"That was something we put out to inspire the kids," he admits. "I was skinny, all right, but there was nothing sick about me. I would have filled out even without swimming."
Another story only partly true was that Weissmuller went undefeated as a swimmer. This conveniently ignores the losses he suffered during his early days with Bachrach, as well as an occasional second-place finish in the backstroke, in which he was never as strong as he was in the freestyle. The account also winks at the time in the mid-1920s when Johnny, who was essentially a sprinter, was outfoxed, if not technically out-swum, by Sweden's Arne Borg, an IAC teammate at the time. Before the meet Bachrach neatly divided up the spoils, decreeing that Borg, a powerful distance swimmer, would win the half-mile and mile, that Weissmuller would take the 100 and 220 yards and that he and Borg would finish one-two in the 400, all for the greater glory of the IAC. But Borg had been upset by the American in the 400 meters in the 1924 Olympics, and he felt he had an account to settle. As the 400 began, he went for broke, and before Weissmuller realized it had built up a huge lead. Inches from sure victory, Borg stopped. Having proved his point he had no desire to further risk Bachrach's wrath by actually winning.

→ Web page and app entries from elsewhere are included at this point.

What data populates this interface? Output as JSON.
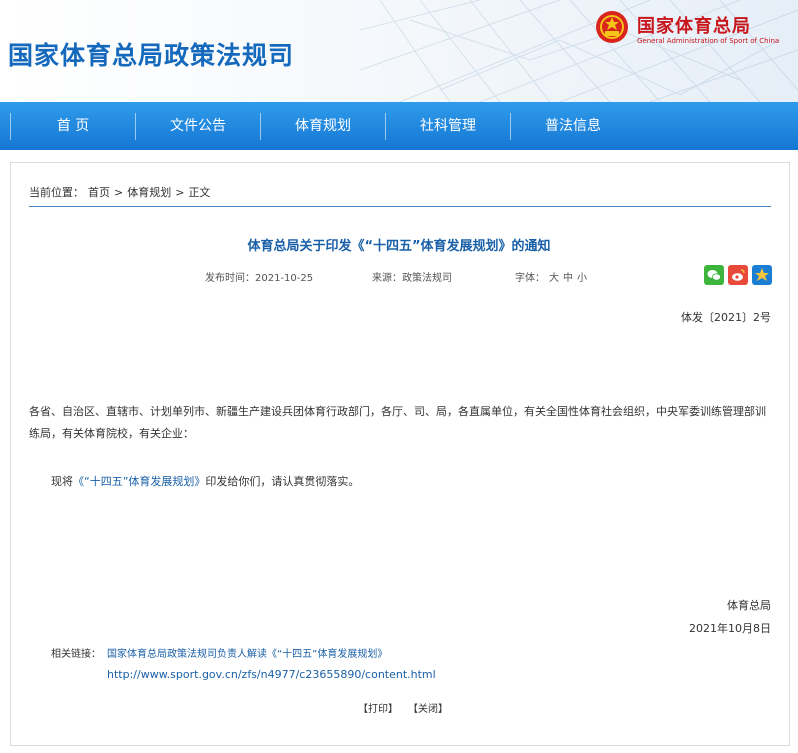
{
  "header": {
    "site_title": "国家体育总局政策法规司",
    "org_name": "国家体育总局",
    "org_name_en": "General Administration of Sport of China"
  },
  "nav": {
    "items": [
      {
        "label": "首  页"
      },
      {
        "label": "文件公告"
      },
      {
        "label": "体育规划"
      },
      {
        "label": "社科管理"
      },
      {
        "label": "普法信息"
      }
    ]
  },
  "breadcrumb": {
    "prefix": "当前位置：",
    "items": [
      "首页",
      "体育规划",
      "正文"
    ],
    "separator": ">"
  },
  "article": {
    "title": "体育总局关于印发《“十四五”体育发展规划》的通知",
    "publish_label": "发布时间：2021-10-25",
    "source_label": "来源：政策法规司",
    "font_label": "字体：",
    "font_sizes": [
      "大",
      "中",
      "小"
    ],
    "doc_number": "体发〔2021〕2号",
    "recipients": "各省、自治区、直辖市、计划单列市、新疆生产建设兵团体育行政部门，各厅、司、局，各直属单位，有关全国性体育社会组织，中央军委训练管理部训练局，有关体育院校，有关企业：",
    "body_prefix": "现将",
    "body_link": "《“十四五”体育发展规划》",
    "body_suffix": "印发给你们，请认真贯彻落实。",
    "signature": "体育总局",
    "date": "2021年10月8日"
  },
  "related": {
    "label": "相关链接：",
    "link_text": "国家体育总局政策法规司负责人解读《“十四五”体育发展规划》",
    "url": "http://www.sport.gov.cn/zfs/n4977/c23655890/content.html"
  },
  "actions": {
    "print": "【打印】",
    "close": "【关闭】"
  },
  "share": {
    "icons": [
      "wechat-icon",
      "weibo-icon",
      "qzone-icon"
    ],
    "colors": {
      "wechat": "#3db53d",
      "weibo": "#e8493a",
      "qzone": "#1a7fd4"
    }
  },
  "colors": {
    "brand_blue": "#1469bc",
    "nav_blue": "#1577d4",
    "brand_red": "#c8161d",
    "link_blue": "#1a60a8"
  }
}
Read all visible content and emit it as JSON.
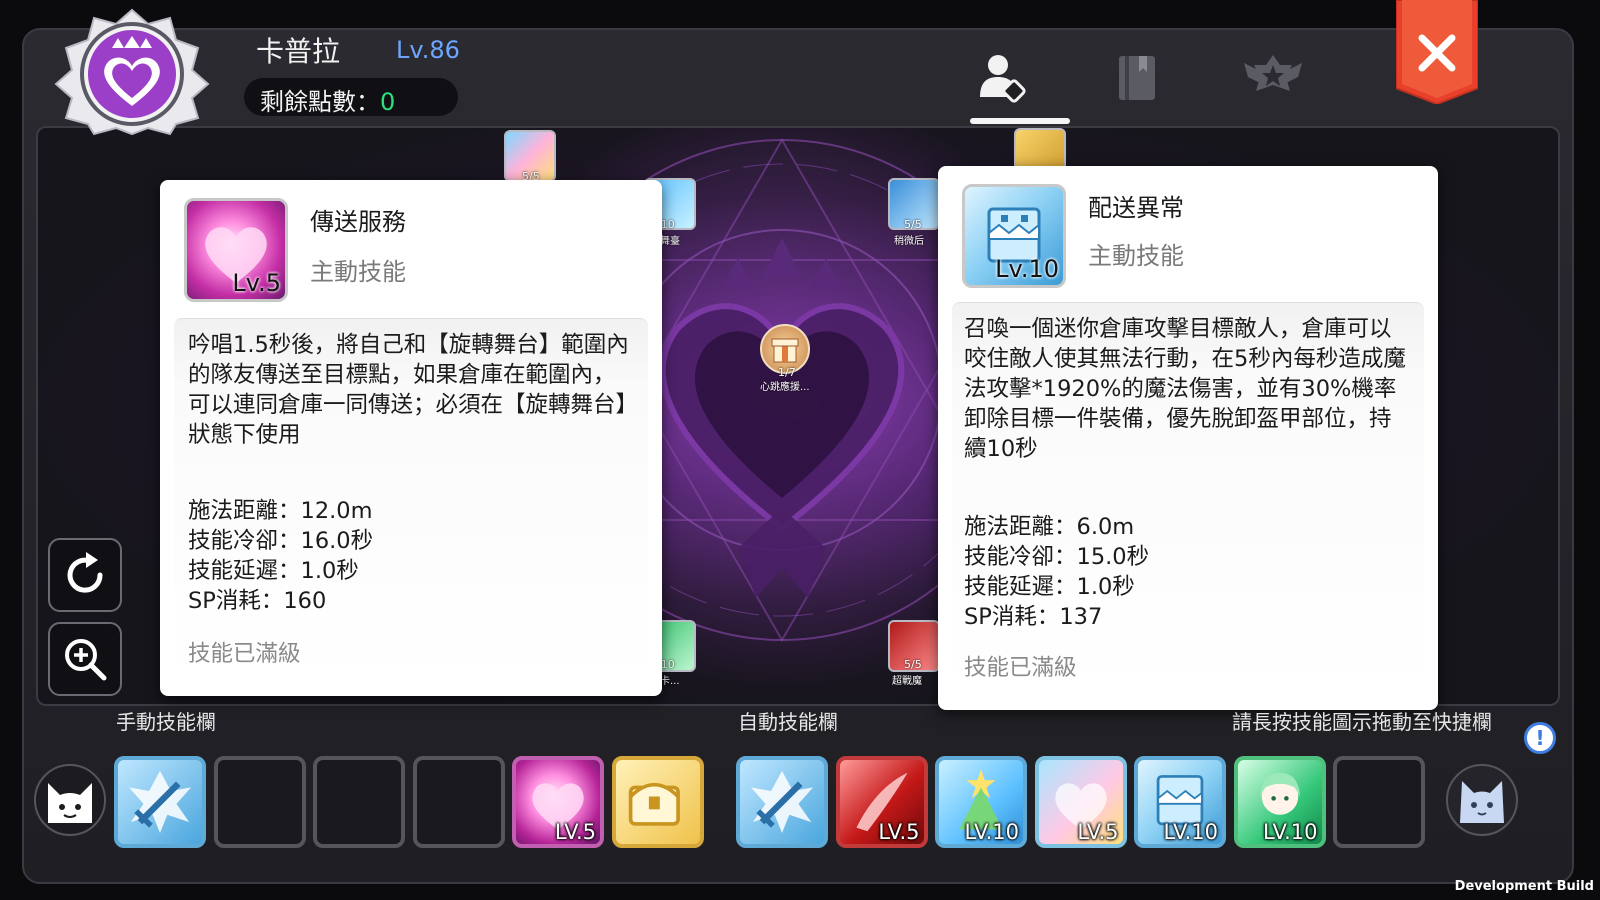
{
  "header": {
    "character_name": "卡普拉",
    "level": "Lv.86",
    "points_label": "剩餘點數：",
    "points_value": "0"
  },
  "tabs": [
    {
      "icon": "character-skill-icon",
      "active": true
    },
    {
      "icon": "book-icon",
      "active": false
    },
    {
      "icon": "emblem-badge-icon",
      "active": false
    }
  ],
  "center_node": {
    "count": "1/7",
    "label": "心跳應援..."
  },
  "tree_nodes": [
    {
      "count": "5/5",
      "label": ""
    },
    {
      "count": "0/10",
      "label": "轉舞臺"
    },
    {
      "count": "5/5",
      "label": "稍微后"
    },
    {
      "count": "0/10",
      "label": "一卡..."
    },
    {
      "count": "5/5",
      "label": "超戰魔"
    }
  ],
  "left_card": {
    "name": "傳送服務",
    "type": "主動技能",
    "icon_level": "Lv.5",
    "description": "吟唱1.5秒後，將自己和【旋轉舞台】範圍內的隊友傳送至目標點，如果倉庫在範圍內，可以連同倉庫一同傳送；必須在【旋轉舞台】狀態下使用",
    "stats": [
      "施法距離：12.0m",
      "技能冷卻：16.0秒",
      "技能延遲：1.0秒",
      "SP消耗：160"
    ],
    "status": "技能已滿級"
  },
  "right_card": {
    "name": "配送異常",
    "type": "主動技能",
    "icon_level": "Lv.10",
    "description": "召喚一個迷你倉庫攻擊目標敵人，倉庫可以咬住敵人使其無法行動，在5秒內每秒造成魔法攻擊*1920%的魔法傷害，並有30%機率卸除目標一件裝備，優先脫卸盔甲部位，持續10秒",
    "stats": [
      "施法距離：6.0m",
      "技能冷卻：15.0秒",
      "技能延遲：1.0秒",
      "SP消耗：137"
    ],
    "status": "技能已滿級"
  },
  "bottom_bar": {
    "manual_label": "手動技能欄",
    "auto_label": "自動技能欄",
    "hint": "請長按技能圖示拖動至快捷欄",
    "manual_slots": [
      {
        "icon": "sword-burst-icon",
        "level": ""
      },
      {
        "icon": "",
        "level": ""
      },
      {
        "icon": "",
        "level": ""
      },
      {
        "icon": "",
        "level": ""
      },
      {
        "icon": "pink-heart-icon",
        "level": "LV.5"
      },
      {
        "icon": "treasure-chest-icon",
        "level": ""
      }
    ],
    "auto_slots": [
      {
        "icon": "sword-burst-icon",
        "level": ""
      },
      {
        "icon": "red-slash-icon",
        "level": "LV.5"
      },
      {
        "icon": "star-tree-icon",
        "level": "LV.10"
      },
      {
        "icon": "rainbow-heart-icon",
        "level": "LV.5"
      },
      {
        "icon": "ice-box-icon",
        "level": "LV.10"
      },
      {
        "icon": "green-girl-icon",
        "level": "LV.10"
      },
      {
        "icon": "",
        "level": ""
      }
    ]
  },
  "footer": {
    "build": "Development Build"
  },
  "colors": {
    "level_blue": "#6ea6ff",
    "points_green": "#29e07a",
    "close_red": "#e8402b",
    "accent_purple": "#9b3fc8"
  }
}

"C'mon, Yohnny," Borg called. "C'mon." Weissmuller finally caught up and won a rather hollow victory.
There was nothing fluky about Weissmuller's races against the stopwatch. At one time or another, he held virtually every world freestyle record from 50 yards to the half-mile. His 100-yard freestyle mark (51 fiat), which was set in 1927 without benefit of starting blocks, lane lines or flip turns, stood until 1944. And it may well be, as some oldtimers have contended, that he would have been credited with even faster times except for his coach's distinctive mode of operation on barnstorming trips.
Bachrach, it seems, had fallen into the practice of demanding $100 appearance money in return for a new world record by Weissmuller. Rather than risk putting any record out of reach with a single all-out effort, thereby spoiling his coach's game, Weissmuller learned to shave his times little by little. Sometimes Bachrach simply refrained from submitting a new record at all, and it was on several such occasions that Weissmuller is said to have dipped well below 51 seconds. This, at any rate, would help explain why those who remember seeing Weissmuller set one world record or another probably outnumber even the 350,000 or so who recall having been present in Wrigley Field the day Babe Ruth hit his called-shot homer.

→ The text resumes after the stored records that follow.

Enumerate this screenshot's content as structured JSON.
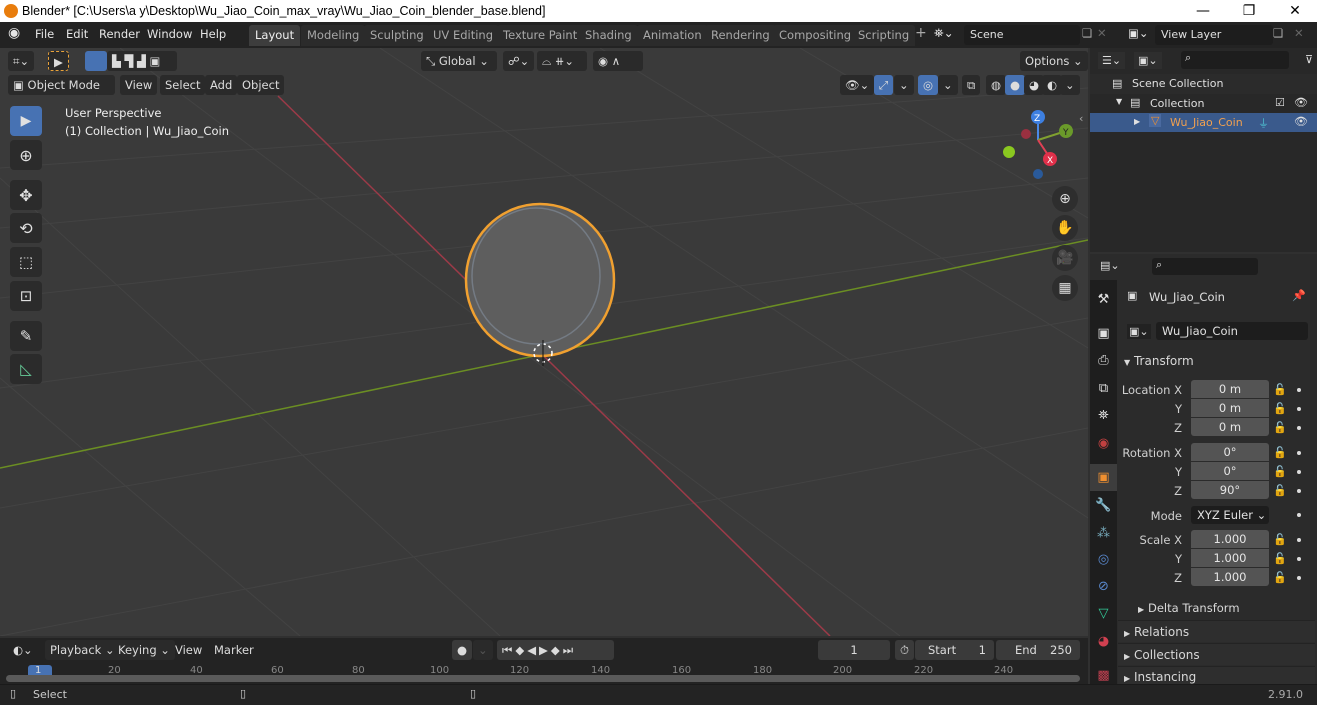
{
  "window": {
    "title": "Blender* [C:\\Users\\a y\\Desktop\\Wu_Jiao_Coin_max_vray\\Wu_Jiao_Coin_blender_base.blend]",
    "minimize": "—",
    "maximize": "❐",
    "close": "✕"
  },
  "topbar": {
    "menus": [
      "File",
      "Edit",
      "Render",
      "Window",
      "Help"
    ],
    "workspaces": [
      "Layout",
      "Modeling",
      "Sculpting",
      "UV Editing",
      "Texture Paint",
      "Shading",
      "Animation",
      "Rendering",
      "Compositing",
      "Scripting"
    ],
    "active_workspace": "Layout",
    "add_workspace": "+",
    "scene": "Scene",
    "view_layer": "View Layer"
  },
  "viewport": {
    "transform_orientation": "Global",
    "options": "Options",
    "mode": "Object Mode",
    "menus": [
      "View",
      "Select",
      "Add",
      "Object"
    ],
    "overlay_title": "User Perspective",
    "overlay_subtitle": "(1) Collection | Wu_Jiao_Coin",
    "gizmo": {
      "z": "Z",
      "y": "Y",
      "x": "X"
    },
    "colors": {
      "x_axis": "#9c3a48",
      "y_axis": "#6b8e23",
      "selection": "#f0a030",
      "active_tool": "#4772b3"
    }
  },
  "outliner": {
    "scene_collection": "Scene Collection",
    "collection": "Collection",
    "object": "Wu_Jiao_Coin"
  },
  "properties": {
    "object_name": "Wu_Jiao_Coin",
    "object_field": "Wu_Jiao_Coin",
    "transform_label": "Transform",
    "location": {
      "label": "Location X",
      "x": "0 m",
      "y": "0 m",
      "z": "0 m"
    },
    "rotation": {
      "label": "Rotation X",
      "x": "0°",
      "y": "0°",
      "z": "90°"
    },
    "mode_label": "Mode",
    "mode_value": "XYZ Euler",
    "scale": {
      "label": "Scale X",
      "x": "1.000",
      "y": "1.000",
      "z": "1.000"
    },
    "axis_y": "Y",
    "axis_z": "Z",
    "delta_transform": "Delta Transform",
    "relations": "Relations",
    "collections": "Collections",
    "instancing": "Instancing"
  },
  "timeline": {
    "menus": [
      "Playback",
      "Keying",
      "View",
      "Marker"
    ],
    "current_frame": "1",
    "start_label": "Start",
    "start": "1",
    "end_label": "End",
    "end": "250",
    "ticks": [
      "1",
      "20",
      "40",
      "60",
      "80",
      "100",
      "120",
      "140",
      "160",
      "180",
      "200",
      "220",
      "240"
    ]
  },
  "statusbar": {
    "select": "Select",
    "version": "2.91.0"
  }
}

As for the $100 in appearance money, some killjoys charged that such payments made Weissmuller a professional, but Bachrach always denied it. "Johnny's not the pro," he said. "I am." Indeed, Bachrach needed all the extra funds he could get to finance the 12-course meals, Havana cigars and private railroad cars he enjoyed. On their cross-country trips together, the sleeping car would fill up with Bachrach's cigar smoke, often making Weissmuller ill. "Holy mackerel, I'm sorry, John," the coach would apologize. Then he would open the door a few inches and resume puffing away.
Bachrach handled Weissmuller with great skill. Trying to negotiate one of San Francisco's steeper streets after a particularly heavy meal, he once offered 25¢ if Weissmuller would push him to the top of the hill. After Johnny did so, Bachrach paid up, then told the exhausted youth: "Holy mackerel, John, I don't think that pushing was good for your legs. You better go work out in the pool." Weissmuller tried, without success, to return the quarter.

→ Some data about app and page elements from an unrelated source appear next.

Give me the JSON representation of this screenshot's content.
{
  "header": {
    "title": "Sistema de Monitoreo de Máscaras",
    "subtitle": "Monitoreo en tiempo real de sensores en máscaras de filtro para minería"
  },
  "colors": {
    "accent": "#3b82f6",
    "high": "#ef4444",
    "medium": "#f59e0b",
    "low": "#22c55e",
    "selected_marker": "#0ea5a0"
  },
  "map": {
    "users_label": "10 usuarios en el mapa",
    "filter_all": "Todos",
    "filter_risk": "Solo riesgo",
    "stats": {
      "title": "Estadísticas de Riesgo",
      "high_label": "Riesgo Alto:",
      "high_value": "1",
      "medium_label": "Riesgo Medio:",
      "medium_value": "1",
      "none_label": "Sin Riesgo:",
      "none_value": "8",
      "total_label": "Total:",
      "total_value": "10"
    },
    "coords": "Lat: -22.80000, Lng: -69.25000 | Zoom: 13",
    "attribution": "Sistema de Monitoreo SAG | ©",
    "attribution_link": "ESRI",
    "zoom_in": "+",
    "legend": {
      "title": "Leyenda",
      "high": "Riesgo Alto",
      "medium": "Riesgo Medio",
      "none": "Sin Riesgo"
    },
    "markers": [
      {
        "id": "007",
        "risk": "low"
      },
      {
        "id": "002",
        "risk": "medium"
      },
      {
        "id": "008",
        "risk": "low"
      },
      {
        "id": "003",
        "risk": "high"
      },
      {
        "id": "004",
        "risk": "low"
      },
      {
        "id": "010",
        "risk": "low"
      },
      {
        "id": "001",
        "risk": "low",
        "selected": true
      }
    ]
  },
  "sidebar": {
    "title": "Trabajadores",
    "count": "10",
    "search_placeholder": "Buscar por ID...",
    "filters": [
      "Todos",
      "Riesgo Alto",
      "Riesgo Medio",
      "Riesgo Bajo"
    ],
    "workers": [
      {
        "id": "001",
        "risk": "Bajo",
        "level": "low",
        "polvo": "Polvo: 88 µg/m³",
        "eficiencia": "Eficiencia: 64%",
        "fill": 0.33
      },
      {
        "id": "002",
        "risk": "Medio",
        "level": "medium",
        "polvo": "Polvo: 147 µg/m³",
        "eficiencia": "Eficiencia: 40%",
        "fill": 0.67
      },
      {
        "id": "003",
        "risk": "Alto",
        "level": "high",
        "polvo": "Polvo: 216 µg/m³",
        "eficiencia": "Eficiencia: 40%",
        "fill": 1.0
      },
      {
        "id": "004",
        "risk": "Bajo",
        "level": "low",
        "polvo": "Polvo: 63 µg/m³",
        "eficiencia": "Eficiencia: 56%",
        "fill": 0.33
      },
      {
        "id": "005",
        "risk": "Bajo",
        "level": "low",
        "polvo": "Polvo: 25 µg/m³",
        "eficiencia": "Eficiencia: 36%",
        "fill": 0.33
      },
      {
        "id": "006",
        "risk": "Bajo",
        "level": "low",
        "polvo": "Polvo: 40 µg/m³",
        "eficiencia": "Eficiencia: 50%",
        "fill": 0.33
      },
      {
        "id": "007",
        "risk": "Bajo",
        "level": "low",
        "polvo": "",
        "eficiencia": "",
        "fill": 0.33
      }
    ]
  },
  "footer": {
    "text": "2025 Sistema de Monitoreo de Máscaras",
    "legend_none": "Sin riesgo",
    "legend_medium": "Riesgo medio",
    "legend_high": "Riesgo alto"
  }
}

To protect Weissmuller from hometown judges who tended to allow local boys to jump the gun in hopes of upsetting the famous swimmer, Bachrach advised Johnny: "Forget about the gun. When the other guy hits the water, you hit the water." But his idea of gamesmanship did not extend to bragging. When he overheard Weissmuller ask a group of rival swimmers before one race, "O.K., which of you guys gets second place?" Bachrach promptly ordered his swimmer to apologize. "None of the YMCA stuff, John," he said. "You're a world champion."
It was Bachrach who, figuring that Weissmuller had run out of watery worlds to conquer, told him in 1929 to turn professional by signing a $500-a-week contract to endorse swimwear. Three years later MGM cast Johnny in Tarzan, the Ape Man. He was the first Tarzan to talk in the movies, and the script had him do so sparingly, in monosyllables. "Tarzan was right up my alley," he says. "It was like stealing money." But Hollywood has its sharpshooters, and Tarzan was right up their alley, too. High living, costly divorce settlements and bad investments all took their toll, and Weissmuller's money slipped away.
Weissmuller saw Bill Bachrach now and then before he died in Chicago in 1959 at the age of 80. There were many times over the years that he wished he had Bachrach by his side to advise him. Now, pausing before his coach's photograph in the Hall of Fame, Weissmuller remembered something that made him smile. "I used to buy him cigars every Christmas," he said. "He smoked expensive cigars, that son of a gun."